        #ifdef USING_DIRECTIONAL_LIGHT
            //for directional lights, get a hard vut in the middle of the shadow attenuation
            float attenuationChange = fwidth(shadowAttenuation) * 0.5;
            float shadow = smoothstep(0.5 - attenuationChange, 0.5 + attenuationChange, shadowAttenuation);
        #else
            //for other light types (point, spot), put the cutoff near black, so the falloff doesn't affect the range
            float attenuationChange = fwidth(shadowAttenuation);
            float shadow = smoothstep(0, attenuationChange, shadowAttenuation);
        #endif
            lightIntensity = lightIntensity * shadow;

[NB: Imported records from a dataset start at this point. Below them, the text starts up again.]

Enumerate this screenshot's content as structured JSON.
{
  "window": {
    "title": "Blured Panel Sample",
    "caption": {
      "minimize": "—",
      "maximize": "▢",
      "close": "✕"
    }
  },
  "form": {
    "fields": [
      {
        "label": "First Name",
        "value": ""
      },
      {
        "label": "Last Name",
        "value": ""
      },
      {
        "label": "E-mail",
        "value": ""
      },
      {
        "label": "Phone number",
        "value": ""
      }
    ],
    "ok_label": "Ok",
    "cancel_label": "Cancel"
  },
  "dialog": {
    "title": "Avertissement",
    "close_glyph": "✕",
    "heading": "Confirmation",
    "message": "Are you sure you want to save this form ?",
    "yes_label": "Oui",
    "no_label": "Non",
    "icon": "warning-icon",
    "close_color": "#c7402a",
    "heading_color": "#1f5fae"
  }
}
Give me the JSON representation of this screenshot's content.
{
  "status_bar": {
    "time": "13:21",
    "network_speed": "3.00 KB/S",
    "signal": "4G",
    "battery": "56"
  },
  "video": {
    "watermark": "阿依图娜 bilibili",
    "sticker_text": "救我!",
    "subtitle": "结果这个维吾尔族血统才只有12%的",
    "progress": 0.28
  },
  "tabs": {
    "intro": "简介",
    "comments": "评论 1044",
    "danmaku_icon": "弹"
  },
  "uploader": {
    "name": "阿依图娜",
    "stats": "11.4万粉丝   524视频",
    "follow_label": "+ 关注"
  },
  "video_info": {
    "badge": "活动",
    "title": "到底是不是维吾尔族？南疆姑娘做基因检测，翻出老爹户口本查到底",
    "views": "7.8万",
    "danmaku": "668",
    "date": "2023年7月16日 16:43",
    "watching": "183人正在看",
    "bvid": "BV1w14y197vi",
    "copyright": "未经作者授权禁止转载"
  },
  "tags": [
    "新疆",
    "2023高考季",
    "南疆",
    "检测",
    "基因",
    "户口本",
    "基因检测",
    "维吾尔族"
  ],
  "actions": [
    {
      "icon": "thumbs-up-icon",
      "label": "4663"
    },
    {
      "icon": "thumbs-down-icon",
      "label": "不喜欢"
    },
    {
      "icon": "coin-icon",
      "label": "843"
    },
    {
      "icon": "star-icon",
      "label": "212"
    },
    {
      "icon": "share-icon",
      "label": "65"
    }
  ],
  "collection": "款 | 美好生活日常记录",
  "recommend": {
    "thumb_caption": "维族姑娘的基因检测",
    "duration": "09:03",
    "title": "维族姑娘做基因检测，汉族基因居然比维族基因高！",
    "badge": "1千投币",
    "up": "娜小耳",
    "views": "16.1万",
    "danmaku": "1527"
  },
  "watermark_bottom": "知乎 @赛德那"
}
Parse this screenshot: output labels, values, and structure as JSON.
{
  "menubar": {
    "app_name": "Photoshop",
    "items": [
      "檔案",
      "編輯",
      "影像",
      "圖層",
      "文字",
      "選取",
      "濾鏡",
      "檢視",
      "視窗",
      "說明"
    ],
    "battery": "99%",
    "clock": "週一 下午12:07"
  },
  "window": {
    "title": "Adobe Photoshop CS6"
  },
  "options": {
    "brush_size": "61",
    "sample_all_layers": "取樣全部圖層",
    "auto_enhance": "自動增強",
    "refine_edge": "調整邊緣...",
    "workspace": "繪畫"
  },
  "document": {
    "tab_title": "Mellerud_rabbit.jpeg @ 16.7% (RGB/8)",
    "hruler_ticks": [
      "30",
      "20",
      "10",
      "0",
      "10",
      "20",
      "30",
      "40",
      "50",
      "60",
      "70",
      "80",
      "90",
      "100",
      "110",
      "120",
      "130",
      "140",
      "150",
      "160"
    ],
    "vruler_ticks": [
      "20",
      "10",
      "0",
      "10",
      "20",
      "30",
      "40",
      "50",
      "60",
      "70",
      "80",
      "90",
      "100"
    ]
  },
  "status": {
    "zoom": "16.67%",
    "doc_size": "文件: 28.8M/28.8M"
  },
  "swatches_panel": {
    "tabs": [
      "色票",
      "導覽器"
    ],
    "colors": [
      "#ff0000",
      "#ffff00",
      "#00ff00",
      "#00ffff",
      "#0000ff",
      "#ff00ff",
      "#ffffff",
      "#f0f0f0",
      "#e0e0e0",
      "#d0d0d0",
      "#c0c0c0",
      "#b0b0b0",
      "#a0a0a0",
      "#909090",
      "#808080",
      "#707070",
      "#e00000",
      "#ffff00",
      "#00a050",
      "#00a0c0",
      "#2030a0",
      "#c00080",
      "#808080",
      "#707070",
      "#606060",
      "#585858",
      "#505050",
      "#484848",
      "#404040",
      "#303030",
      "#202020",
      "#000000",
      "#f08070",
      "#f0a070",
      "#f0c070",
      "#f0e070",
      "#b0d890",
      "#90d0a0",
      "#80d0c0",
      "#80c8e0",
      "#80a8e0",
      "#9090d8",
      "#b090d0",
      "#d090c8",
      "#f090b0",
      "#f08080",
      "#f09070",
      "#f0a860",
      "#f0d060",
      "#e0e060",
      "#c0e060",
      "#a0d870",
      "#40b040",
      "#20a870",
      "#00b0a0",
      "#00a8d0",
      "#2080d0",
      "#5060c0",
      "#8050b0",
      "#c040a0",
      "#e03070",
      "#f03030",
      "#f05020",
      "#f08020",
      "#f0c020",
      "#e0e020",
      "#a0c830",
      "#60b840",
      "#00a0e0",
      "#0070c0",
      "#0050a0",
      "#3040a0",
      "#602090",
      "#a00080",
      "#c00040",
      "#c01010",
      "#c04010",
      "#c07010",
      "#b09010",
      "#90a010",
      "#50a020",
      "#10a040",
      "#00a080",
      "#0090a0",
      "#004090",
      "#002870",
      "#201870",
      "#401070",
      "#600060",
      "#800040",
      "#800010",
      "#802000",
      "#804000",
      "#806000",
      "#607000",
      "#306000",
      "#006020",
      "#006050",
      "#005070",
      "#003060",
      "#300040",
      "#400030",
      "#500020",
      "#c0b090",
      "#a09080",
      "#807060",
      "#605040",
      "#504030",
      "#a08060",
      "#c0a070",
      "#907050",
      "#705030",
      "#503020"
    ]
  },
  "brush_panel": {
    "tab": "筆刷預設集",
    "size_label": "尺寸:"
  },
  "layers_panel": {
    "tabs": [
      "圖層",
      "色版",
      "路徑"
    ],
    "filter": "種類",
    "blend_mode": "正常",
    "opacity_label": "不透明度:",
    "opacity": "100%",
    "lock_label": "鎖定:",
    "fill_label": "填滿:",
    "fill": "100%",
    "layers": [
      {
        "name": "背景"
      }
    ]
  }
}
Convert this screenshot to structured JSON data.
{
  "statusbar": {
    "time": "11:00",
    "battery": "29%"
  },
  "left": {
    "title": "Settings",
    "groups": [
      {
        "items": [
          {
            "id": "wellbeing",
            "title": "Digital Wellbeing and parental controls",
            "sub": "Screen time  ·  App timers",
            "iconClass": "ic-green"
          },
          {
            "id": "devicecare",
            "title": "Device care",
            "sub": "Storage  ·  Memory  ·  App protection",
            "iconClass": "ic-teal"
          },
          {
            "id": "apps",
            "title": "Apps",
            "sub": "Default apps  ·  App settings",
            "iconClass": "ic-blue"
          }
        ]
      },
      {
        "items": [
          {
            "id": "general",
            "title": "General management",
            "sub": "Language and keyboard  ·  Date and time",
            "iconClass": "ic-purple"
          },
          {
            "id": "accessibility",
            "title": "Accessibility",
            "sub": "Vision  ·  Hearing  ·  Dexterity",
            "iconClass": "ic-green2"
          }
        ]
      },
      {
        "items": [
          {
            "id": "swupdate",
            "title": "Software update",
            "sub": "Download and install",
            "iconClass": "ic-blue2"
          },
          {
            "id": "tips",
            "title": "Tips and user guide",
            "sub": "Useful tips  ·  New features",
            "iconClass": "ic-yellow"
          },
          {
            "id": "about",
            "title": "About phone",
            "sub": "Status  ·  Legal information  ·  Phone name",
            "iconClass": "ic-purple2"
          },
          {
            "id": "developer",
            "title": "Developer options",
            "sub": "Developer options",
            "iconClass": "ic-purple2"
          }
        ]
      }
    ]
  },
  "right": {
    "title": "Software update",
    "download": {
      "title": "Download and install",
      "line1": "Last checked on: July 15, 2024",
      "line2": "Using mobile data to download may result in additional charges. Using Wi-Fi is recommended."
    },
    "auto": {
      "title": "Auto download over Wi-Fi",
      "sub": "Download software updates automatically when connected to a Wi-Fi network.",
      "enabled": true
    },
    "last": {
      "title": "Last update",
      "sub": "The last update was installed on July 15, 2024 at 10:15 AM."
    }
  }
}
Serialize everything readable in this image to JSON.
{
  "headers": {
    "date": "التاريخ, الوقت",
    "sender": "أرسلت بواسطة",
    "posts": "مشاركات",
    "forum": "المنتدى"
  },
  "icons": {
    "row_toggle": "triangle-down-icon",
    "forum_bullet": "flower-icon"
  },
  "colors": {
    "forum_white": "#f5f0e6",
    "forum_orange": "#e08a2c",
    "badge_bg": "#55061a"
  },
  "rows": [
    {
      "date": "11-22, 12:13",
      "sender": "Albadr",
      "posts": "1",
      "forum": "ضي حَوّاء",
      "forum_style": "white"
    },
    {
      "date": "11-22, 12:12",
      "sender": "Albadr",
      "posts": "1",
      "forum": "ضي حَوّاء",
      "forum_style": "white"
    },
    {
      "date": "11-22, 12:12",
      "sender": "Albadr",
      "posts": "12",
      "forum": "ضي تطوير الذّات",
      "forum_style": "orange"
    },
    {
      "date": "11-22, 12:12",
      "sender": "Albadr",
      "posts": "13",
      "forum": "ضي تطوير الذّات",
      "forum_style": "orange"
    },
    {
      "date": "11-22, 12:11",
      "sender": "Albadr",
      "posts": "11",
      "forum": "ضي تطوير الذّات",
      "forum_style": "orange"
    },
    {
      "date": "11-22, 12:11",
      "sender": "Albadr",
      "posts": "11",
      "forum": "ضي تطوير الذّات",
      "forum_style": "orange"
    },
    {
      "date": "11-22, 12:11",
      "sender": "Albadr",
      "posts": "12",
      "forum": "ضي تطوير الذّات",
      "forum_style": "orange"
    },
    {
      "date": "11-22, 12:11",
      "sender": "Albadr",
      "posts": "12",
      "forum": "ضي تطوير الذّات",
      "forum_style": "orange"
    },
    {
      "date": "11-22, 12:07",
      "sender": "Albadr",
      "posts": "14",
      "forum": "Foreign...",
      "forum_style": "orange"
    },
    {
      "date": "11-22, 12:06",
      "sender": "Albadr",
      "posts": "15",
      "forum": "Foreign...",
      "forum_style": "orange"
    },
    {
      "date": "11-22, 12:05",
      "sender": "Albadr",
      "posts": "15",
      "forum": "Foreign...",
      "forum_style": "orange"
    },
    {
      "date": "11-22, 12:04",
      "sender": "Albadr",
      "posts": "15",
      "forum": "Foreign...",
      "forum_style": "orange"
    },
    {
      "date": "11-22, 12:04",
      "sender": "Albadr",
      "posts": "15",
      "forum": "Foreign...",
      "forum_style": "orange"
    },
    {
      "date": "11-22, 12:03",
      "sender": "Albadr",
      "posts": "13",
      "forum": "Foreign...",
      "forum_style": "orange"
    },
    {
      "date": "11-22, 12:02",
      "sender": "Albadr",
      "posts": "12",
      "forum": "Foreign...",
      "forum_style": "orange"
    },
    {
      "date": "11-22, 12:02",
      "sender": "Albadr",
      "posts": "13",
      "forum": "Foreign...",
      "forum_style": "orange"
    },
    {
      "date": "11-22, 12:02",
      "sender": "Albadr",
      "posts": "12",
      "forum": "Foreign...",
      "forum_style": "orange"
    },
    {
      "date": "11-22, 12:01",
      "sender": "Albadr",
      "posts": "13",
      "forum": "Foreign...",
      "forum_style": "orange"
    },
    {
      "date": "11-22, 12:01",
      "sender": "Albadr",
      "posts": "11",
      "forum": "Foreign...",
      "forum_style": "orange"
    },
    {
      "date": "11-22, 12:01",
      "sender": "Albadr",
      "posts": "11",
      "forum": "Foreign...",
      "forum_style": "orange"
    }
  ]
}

            //calculate how much the surface points points towards the reflection direction
            float3 reflectionDirection = reflect(lightDir, s.Normal);
            float towardsReflection = dot(viewDir, -reflectionDirection);

            //make specular highlight all off towards outside of model
            float specularFalloff = dot(viewDir, s.Normal);
            specularFalloff = pow(specularFalloff, _SpecularFalloff);
            towardsReflection = towardsReflection * specularFalloff;

            //make specular intensity with a hard corner
            float specularChange = fwidth(towardsReflection);
            float specularIntensity = smoothstep(1 - _SpecularSize, 1 - _SpecularSize + specularChange, towardsReflection);
            //factor inshadows
            specularIntensity = specularIntensity * shadow;

            float4 color;
            //calculate final color
            color.rgb = s.Albedo * lightIntensity * _LightColor0.rgb;
            color.rgb = lerp(color.rgb, s.Specular * _LightColor0.rgb, saturate(specularIntensity));

            color.a = s.Alpha;
            return color;
        }


        //input struct which is automatically filled by unity
        struct Input {
            float2 uv_MainTex;
        };

        //the surface shader function which sets parameters the lighting function then uses
        void surf (Input i, inout ToonSurfaceOutput o) {
            //sample and tint albedo texture
            fixed4 col = tex2D(_MainTex, i.uv_MainTex);
            col *= _Color;
            o.Albedo = col.rgb;

            o.Specular = _Specular;

            float3 shadowColor = col.rgb * _ShadowTint;
            o.Emission = _Emission + shadowColor;
        }
        ENDCG
    }
    FallBack "Standard"
}

I mainly concentrated on the lighting function in those tutorials, you can easily expand the shader by writing different values from the surface function and use textures for emissive color or normals. I also think it might be a good call to add the specular size to the surface struct and use that in the lighting function to be able to do drive the look more via textures. Whatever you end up doing I hope this tutorial made you curious about non photorealistic lighting and helped you realise the look you wanted to create.

If you liked my tutorial and want to support me you can do that on Patreon (patreon.com/RonjaTutorials) or Ko-Fi (ko-fi.com/RonjaTutorials).